Unlike Levine–who once drew President Lyndon B. Johnson pulling up his shirt to reveal a scar made to look like the outline of Vietnam–Waghorn was always more portraitist than assassin. “Caricature has its origins in high art,” he says on a recent evening in his studio. “Look at Picasso. Half of his portraiture is caricature. Honoré Daumier was an artist. Gustave Doré, an illustrator who was a brilliant artist. I was happy to leave the political statements to others and concentrate on the art of caricature, which is tough enough on its own.” Another difference lies in the eyes. A person’s essence can be found there, Waghorn believes, which is why he focuses on them in his drawings. Where Levine often made the famous look almost grotesque in order to bring them down a notch, Waghorn’s subjects, from Muhammad Ali to Jon Stewart, usually wear serious expressions, as if posing for a portrait.

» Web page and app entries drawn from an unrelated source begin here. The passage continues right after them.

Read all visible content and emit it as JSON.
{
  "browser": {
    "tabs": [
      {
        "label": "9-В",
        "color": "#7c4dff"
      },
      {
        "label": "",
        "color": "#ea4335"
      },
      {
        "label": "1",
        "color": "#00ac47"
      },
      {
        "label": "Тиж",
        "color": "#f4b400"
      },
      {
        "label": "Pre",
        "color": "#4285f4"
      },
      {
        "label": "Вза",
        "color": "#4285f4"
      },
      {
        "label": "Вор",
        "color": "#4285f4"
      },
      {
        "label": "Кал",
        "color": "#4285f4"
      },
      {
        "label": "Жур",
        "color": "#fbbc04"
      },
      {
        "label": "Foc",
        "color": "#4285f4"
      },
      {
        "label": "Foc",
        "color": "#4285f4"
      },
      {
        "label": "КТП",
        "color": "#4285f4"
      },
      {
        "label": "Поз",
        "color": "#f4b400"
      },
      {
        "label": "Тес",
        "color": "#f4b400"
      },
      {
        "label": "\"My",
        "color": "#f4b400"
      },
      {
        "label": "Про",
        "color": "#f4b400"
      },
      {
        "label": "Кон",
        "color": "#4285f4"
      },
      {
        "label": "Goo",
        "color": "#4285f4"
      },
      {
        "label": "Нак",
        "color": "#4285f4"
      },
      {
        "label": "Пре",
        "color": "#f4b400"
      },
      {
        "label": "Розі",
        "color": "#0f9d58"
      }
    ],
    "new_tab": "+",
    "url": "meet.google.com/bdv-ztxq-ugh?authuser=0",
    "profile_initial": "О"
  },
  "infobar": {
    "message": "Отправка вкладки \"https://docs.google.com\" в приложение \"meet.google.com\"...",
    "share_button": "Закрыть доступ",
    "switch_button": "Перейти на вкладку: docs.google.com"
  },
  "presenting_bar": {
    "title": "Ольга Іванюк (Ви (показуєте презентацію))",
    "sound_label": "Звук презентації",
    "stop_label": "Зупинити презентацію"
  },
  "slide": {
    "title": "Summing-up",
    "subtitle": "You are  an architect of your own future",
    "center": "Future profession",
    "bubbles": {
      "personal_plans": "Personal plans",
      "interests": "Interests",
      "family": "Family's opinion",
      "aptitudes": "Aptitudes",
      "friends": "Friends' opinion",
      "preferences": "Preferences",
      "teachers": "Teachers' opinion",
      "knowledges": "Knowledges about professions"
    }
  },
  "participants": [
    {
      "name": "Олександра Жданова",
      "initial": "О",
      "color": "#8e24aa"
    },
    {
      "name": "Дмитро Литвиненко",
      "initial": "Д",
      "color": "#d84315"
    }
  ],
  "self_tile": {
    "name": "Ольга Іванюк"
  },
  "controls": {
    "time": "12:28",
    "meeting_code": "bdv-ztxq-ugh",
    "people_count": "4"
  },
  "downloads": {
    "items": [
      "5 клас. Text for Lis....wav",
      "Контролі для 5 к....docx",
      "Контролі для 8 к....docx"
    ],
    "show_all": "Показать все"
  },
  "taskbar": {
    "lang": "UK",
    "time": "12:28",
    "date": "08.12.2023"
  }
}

“You can still see the Levine style in Kerry’s work,” says Peterson, “but it’s more muted than it once was. There are three or four other cartoonists in the U.S. working in the Levine pen-and-ink style, and they’re very good. But I really think Kerry has them beat.”
There was another reason Waghorn made his caricatures neutral. If he tied a drawing to a particular event it would probably have a short shelf life. He concentrated on producing high-quality likenesses in the middle ground between portraiture and grotesquerie that could be used over and over. Which makes sense when you consider that he gets a cut each time his work appears in print.
He still produces syndicated editorial work, but Waghorn spends more time on his paintings these days. (Levine’s first love was painting, too; his caricatures paid the bills.) Right now, he has some 40 sketches on canvas that will become oils. They’re mostly drawn from trips he and his wife, Amber, have taken around British Columbia and Washington state. “Painting is something new all over again,” Waghorn says, surveying the sketches. “I’m pretty confident about doing it, but I could flame right out, who knows? But I’m not doing it to make big sales. I don’t have any intention right now of selling them. Picasso said painting is just a diary and he was right; this stuff is a diary of some of my travels.”
Waghorn’s caricatures remain as polished as ever, but the slow demise of newspapers means that his market is collapsing around him. There are only 1,400 newspapers with an editorial page left in North America, a tiny fraction of the number 30 years ago. “It’s been hard,” he acknowledges, “because your first instinct is to blame yourself: is it something I’m doing? But then you realize it’s the business. It’s changing. In many ways, I’m lucky I got to live through the golden age of editorial cartooning.”
Live through it? He helped create it.